PROVIDED DATA:
- Opening Delimiter -

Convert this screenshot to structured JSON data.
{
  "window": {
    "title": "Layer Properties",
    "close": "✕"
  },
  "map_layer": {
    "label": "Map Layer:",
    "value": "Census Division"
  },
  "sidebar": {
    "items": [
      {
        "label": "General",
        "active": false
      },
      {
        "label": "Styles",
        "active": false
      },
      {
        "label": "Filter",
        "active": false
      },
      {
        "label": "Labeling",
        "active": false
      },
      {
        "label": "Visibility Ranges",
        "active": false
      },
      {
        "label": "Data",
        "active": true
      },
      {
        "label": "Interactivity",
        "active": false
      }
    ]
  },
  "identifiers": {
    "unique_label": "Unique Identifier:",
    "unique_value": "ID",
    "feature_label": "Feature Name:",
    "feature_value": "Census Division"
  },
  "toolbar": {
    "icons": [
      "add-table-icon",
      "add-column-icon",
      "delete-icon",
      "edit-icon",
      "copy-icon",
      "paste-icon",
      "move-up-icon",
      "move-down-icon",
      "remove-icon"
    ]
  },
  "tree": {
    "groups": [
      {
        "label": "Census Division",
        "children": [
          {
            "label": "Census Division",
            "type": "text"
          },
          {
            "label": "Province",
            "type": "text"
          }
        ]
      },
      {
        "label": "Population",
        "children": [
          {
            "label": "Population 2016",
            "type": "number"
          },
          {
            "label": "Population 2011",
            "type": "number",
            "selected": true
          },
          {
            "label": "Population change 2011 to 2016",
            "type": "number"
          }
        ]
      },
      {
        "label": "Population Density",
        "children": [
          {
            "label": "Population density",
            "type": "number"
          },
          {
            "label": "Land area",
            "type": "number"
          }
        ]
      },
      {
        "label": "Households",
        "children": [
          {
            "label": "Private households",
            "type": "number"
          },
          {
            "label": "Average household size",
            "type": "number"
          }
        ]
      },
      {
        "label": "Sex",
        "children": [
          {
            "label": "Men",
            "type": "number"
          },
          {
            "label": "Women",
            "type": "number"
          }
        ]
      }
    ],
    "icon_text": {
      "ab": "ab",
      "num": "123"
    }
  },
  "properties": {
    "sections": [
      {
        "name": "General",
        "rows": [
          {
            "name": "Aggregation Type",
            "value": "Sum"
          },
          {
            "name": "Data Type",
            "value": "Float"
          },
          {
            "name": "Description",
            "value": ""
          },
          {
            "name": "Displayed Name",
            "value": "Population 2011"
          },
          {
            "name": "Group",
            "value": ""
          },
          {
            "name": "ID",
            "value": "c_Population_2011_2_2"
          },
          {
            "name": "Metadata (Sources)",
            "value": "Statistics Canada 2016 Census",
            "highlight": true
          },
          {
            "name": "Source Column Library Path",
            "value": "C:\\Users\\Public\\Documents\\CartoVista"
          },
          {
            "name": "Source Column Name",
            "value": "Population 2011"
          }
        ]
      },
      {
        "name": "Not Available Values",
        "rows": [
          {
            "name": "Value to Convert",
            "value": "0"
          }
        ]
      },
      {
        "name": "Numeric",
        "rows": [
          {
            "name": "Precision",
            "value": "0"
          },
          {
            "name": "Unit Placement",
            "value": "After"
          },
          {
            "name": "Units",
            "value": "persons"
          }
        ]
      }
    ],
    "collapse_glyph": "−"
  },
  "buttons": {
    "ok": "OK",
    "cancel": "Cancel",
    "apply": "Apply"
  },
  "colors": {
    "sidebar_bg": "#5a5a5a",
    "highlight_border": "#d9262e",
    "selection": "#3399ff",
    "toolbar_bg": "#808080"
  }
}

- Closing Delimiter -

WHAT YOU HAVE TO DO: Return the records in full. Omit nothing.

ANSWER TO THIS EXERCISE:
Convert this screenshot to structured JSON data.
{
  "window": {
    "title": "Layer Properties",
    "close": "✕"
  },
  "map_layer": {
    "label": "Map Layer:",
    "value": "Census Division"
  },
  "sidebar": {
    "items": [
      {
        "label": "General",
        "active": false
      },
      {
        "label": "Styles",
        "active": false
      },
      {
        "label": "Filter",
        "active": false
      },
      {
        "label": "Labeling",
        "active": false
      },
      {
        "label": "Visibility Ranges",
        "active": false
      },
      {
        "label": "Data",
        "active": true
      },
      {
        "label": "Interactivity",
        "active": false
      }
    ]
  },
  "identifiers": {
    "unique_label": "Unique Identifier:",
    "unique_value": "ID",
    "feature_label": "Feature Name:",
    "feature_value": "Census Division"
  },
  "toolbar": {
    "icons": [
      "add-table-icon",
      "add-column-icon",
      "delete-icon",
      "edit-icon",
      "copy-icon",
      "paste-icon",
      "move-up-icon",
      "move-down-icon",
      "remove-icon"
    ]
  },
  "tree": {
    "groups": [
      {
        "label": "Census Division",
        "children": [
          {
            "label": "Census Division",
            "type": "text"
          },
          {
            "label": "Province",
            "type": "text"
          }
        ]
      },
      {
        "label": "Population",
        "children": [
          {
            "label": "Population 2016",
            "type": "number"
          },
          {
            "label": "Population 2011",
            "type": "number",
            "selected": true
          },
          {
            "label": "Population change 2011 to 2016",
            "type": "number"
          }
        ]
      },
      {
        "label": "Population Density",
        "children": [
          {
            "label": "Population density",
            "type": "number"
          },
          {
            "label": "Land area",
            "type": "number"
          }
        ]
      },
      {
        "label": "Households",
        "children": [
          {
            "label": "Private households",
            "type": "number"
          },
          {
            "label": "Average household size",
            "type": "number"
          }
        ]
      },
      {
        "label": "Sex",
        "children": [
          {
            "label": "Men",
            "type": "number"
          },
          {
            "label": "Women",
            "type": "number"
          }
        ]
      }
    ],
    "icon_text": {
      "ab": "ab",
      "num": "123"
    }
  },
  "properties": {
    "sections": [
      {
        "name": "General",
        "rows": [
          {
            "name": "Aggregation Type",
            "value": "Sum"
          },
          {
            "name": "Data Type",
            "value": "Float"
          },
          {
            "name": "Description",
            "value": ""
          },
          {
            "name": "Displayed Name",
            "value": "Population 2011"
          },
          {
            "name": "Group",
            "value": ""
          },
          {
            "name": "ID",
            "value": "c_Population_2011_2_2"
          },
          {
            "name": "Metadata (Sources)",
            "value": "Statistics Canada 2016 Census",
            "highlight": true
          },
          {
            "name": "Source Column Library Path",
            "value": "C:\\Users\\Public\\Documents\\CartoVista"
          },
          {
            "name": "Source Column Name",
            "value": "Population 2011"
          }
        ]
      },
      {
        "name": "Not Available Values",
        "rows": [
          {
            "name": "Value to Convert",
            "value": "0"
          }
        ]
      },
      {
        "name": "Numeric",
        "rows": [
          {
            "name": "Precision",
            "value": "0"
          },
          {
            "name": "Unit Placement",
            "value": "After"
          },
          {
            "name": "Units",
            "value": "persons"
          }
        ]
      }
    ],
    "collapse_glyph": "−"
  },
  "buttons": {
    "ok": "OK",
    "cancel": "Cancel",
    "apply": "Apply"
  },
  "colors": {
    "sidebar_bg": "#5a5a5a",
    "highlight_border": "#d9262e",
    "selection": "#3399ff",
    "toolbar_bg": "#808080"
  }
}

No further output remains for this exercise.